What is a 'breach of contract'
A breach of contract happens when either you or your employer breaks one of the terms, for example your employer doesn't pay your wages, or you don't work the agreed hours. Not all the terms of a contract are written down. A breach may be of a verbally agreed term, a written term, or an 'implied' term of a contract.
Breach of contract by your employer
If you think there's been a breach of contract, check the terms of your contract to make sure. If there has, you should try to sort out the problem directly with your employer first of all.
Before taking legal action, you are required to try other ways to sort things out. For example, you might try mediation through the Labour Relations Agency.
If you can't sort the problem out with your employer, you can decide to take legal action. Think carefully before taking any legal action against your employer. Ask yourself what you want to achieve and how much it will cost. Remember that you'll only get compensation (called 'damages') if you can prove real financial loss, if for example, your employer doesn't pay your wages. There's no compensation for distress or hurt feelings.

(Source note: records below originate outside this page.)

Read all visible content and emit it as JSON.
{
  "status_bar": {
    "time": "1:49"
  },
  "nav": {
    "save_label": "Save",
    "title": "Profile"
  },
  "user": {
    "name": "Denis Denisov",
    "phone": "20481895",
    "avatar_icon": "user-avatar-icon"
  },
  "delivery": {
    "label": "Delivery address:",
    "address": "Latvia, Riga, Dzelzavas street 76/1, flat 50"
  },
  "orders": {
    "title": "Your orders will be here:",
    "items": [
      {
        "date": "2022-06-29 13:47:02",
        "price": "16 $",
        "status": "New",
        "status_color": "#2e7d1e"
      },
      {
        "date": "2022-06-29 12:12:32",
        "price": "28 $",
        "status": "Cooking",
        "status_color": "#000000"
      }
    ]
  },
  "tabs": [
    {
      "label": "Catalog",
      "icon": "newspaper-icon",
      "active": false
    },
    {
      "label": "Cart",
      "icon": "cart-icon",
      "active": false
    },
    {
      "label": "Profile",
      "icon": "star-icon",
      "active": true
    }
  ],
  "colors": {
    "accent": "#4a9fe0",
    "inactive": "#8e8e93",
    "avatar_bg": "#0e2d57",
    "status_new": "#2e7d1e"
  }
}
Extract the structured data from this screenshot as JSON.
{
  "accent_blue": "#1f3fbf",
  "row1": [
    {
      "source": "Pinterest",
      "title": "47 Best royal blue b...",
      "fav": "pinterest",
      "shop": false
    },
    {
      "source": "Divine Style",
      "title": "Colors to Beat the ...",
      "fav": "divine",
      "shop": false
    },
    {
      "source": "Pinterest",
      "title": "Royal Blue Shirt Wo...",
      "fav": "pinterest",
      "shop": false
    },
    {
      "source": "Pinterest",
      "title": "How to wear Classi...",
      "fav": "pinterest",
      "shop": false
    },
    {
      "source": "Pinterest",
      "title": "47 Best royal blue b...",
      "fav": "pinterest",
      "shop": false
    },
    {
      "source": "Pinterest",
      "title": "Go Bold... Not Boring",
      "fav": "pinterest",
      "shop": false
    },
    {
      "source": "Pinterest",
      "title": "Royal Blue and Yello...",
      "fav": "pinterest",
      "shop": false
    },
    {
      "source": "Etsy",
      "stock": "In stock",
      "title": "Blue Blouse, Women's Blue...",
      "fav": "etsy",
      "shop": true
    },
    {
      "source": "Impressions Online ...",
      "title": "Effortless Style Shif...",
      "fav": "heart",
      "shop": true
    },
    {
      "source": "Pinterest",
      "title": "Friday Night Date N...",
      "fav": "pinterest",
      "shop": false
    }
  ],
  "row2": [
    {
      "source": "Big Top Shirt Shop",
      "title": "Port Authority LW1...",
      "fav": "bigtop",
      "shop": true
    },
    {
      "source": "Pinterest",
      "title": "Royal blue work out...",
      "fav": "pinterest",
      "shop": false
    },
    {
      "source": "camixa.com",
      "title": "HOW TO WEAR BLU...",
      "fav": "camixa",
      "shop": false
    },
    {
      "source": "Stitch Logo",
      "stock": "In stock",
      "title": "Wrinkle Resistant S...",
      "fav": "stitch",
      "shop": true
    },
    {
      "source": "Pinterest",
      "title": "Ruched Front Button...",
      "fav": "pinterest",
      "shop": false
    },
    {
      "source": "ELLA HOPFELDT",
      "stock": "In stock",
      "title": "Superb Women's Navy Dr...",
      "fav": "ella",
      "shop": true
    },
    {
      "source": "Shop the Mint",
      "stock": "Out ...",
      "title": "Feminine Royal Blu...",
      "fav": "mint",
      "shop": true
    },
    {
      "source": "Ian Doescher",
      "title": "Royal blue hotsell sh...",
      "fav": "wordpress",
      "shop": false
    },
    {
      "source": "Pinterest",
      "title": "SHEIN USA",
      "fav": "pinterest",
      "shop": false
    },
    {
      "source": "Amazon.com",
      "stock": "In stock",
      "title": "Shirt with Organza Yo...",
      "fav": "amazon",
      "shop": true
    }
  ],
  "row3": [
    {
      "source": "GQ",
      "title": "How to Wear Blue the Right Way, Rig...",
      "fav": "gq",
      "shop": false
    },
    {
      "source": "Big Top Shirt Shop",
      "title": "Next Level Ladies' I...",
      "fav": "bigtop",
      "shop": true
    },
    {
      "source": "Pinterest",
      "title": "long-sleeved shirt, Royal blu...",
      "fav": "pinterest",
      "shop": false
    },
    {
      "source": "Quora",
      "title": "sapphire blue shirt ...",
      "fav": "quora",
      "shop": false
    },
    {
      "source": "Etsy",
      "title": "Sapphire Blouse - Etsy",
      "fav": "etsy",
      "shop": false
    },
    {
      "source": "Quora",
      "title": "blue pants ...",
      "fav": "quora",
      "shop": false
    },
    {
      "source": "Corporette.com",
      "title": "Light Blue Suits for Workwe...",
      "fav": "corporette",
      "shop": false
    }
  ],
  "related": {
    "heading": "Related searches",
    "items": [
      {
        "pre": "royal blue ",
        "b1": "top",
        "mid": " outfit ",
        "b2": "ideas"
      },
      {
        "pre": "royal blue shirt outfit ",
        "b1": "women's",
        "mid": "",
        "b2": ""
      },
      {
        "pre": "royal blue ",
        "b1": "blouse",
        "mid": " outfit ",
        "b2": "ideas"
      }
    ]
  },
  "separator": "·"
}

You should also remember that taking legal action might prompt your employer to take out a counter claim against you if they feel they have one.

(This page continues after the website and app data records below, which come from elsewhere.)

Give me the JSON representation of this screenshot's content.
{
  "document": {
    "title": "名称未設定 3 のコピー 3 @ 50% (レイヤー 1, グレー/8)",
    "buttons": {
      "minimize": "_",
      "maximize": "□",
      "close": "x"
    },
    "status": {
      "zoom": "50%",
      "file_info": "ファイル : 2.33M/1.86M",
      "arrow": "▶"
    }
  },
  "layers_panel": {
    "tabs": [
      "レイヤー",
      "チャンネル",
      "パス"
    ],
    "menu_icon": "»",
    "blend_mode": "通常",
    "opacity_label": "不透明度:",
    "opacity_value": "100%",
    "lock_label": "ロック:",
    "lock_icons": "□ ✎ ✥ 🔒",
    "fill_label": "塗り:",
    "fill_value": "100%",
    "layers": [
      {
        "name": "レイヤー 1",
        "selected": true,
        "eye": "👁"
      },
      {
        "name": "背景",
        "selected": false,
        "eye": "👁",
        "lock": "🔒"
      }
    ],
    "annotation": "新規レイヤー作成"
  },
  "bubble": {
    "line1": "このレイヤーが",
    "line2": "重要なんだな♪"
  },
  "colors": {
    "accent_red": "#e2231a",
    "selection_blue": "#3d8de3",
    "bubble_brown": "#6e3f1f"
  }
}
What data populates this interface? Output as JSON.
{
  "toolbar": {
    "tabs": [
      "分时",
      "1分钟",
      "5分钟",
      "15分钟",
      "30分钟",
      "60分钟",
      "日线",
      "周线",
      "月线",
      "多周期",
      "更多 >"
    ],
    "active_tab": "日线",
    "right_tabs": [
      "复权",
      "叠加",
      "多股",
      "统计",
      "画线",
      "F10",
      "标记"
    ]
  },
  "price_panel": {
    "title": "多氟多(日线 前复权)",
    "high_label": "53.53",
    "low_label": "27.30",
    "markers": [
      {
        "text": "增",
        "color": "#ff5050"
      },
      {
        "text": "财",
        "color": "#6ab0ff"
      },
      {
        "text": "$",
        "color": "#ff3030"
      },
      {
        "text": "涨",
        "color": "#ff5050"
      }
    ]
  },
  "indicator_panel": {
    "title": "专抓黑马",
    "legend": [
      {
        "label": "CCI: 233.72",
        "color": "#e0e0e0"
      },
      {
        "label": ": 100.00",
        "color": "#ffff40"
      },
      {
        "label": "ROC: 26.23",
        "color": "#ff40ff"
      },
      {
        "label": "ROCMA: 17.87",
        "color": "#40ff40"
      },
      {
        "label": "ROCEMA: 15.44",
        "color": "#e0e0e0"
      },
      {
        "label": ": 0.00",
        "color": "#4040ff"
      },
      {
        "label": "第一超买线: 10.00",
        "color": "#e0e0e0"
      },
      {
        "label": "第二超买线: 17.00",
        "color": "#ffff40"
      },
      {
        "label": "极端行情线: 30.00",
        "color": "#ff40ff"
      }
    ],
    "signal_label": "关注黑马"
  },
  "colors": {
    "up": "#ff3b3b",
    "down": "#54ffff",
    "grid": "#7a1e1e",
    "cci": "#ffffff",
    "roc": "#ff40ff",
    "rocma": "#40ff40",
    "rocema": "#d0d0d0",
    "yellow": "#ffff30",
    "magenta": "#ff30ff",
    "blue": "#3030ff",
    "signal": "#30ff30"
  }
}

If you do decide to take legal action, it can either be through an Industrial Tribunal or through a civil court.
To make a breach of contract claim through an Industrial Tribunal, your employment must have ended. There is also a cap of £25,000 on what a tribunal can award. As well as that, you need to know that if you wish to claim more you cannot first seek £25,000 from a tribunal and then go on to seek the balance from a civil court.
There are restrictions on the type of claim that can be made, for example you cannot make a personal injury claim through the tribunal, and there is a three-month time limit on making a claim.

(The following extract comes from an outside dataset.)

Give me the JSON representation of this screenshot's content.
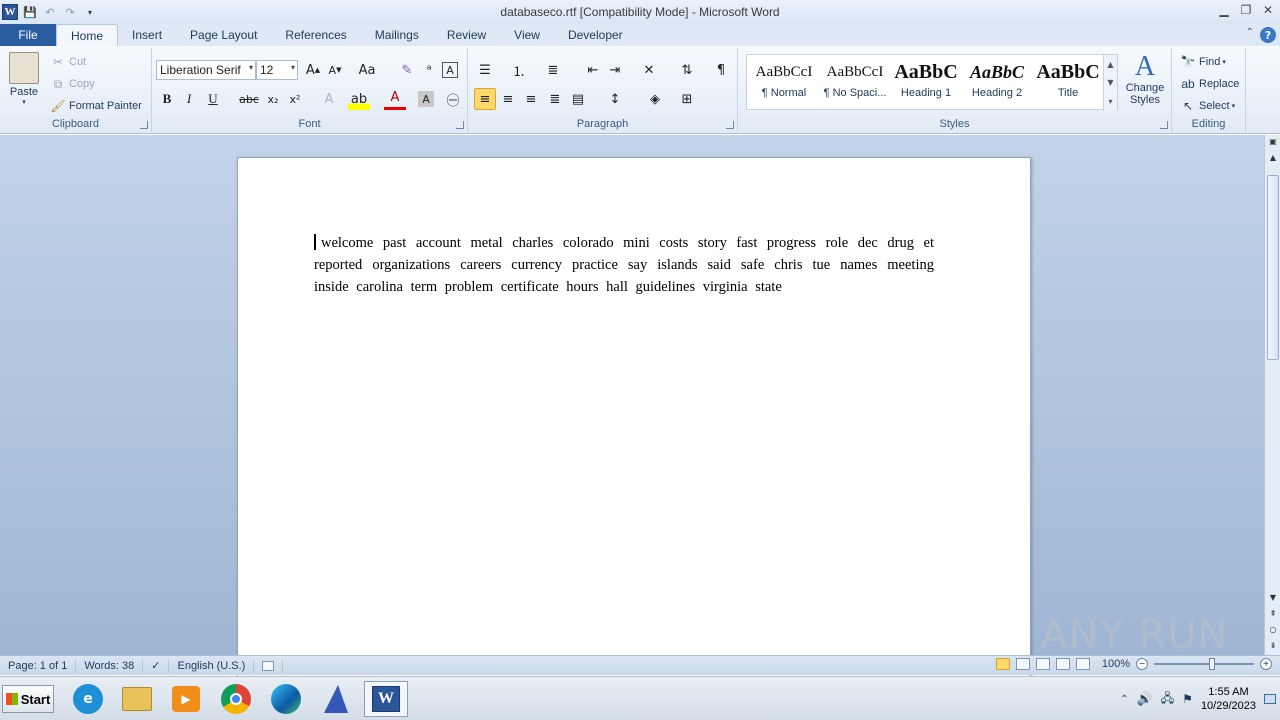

Unlike civil courts, there are no fees for claims through the Industrial Tribunals and they are often quicker than the civil courts.
To make a claim while you are still employed you will normally go through the small claims track of the county court or other civil court. There is a longer time limit than for an Industrial Tribunal, but there will normally be court fees to be paid.
Common examples of breaches of contract
Most issues about breaches of contract can be answered by checking the terms of your contract.
To contact our employment law solicitors, please phone our office on 0207 281 1001. You can also email us at email@example.com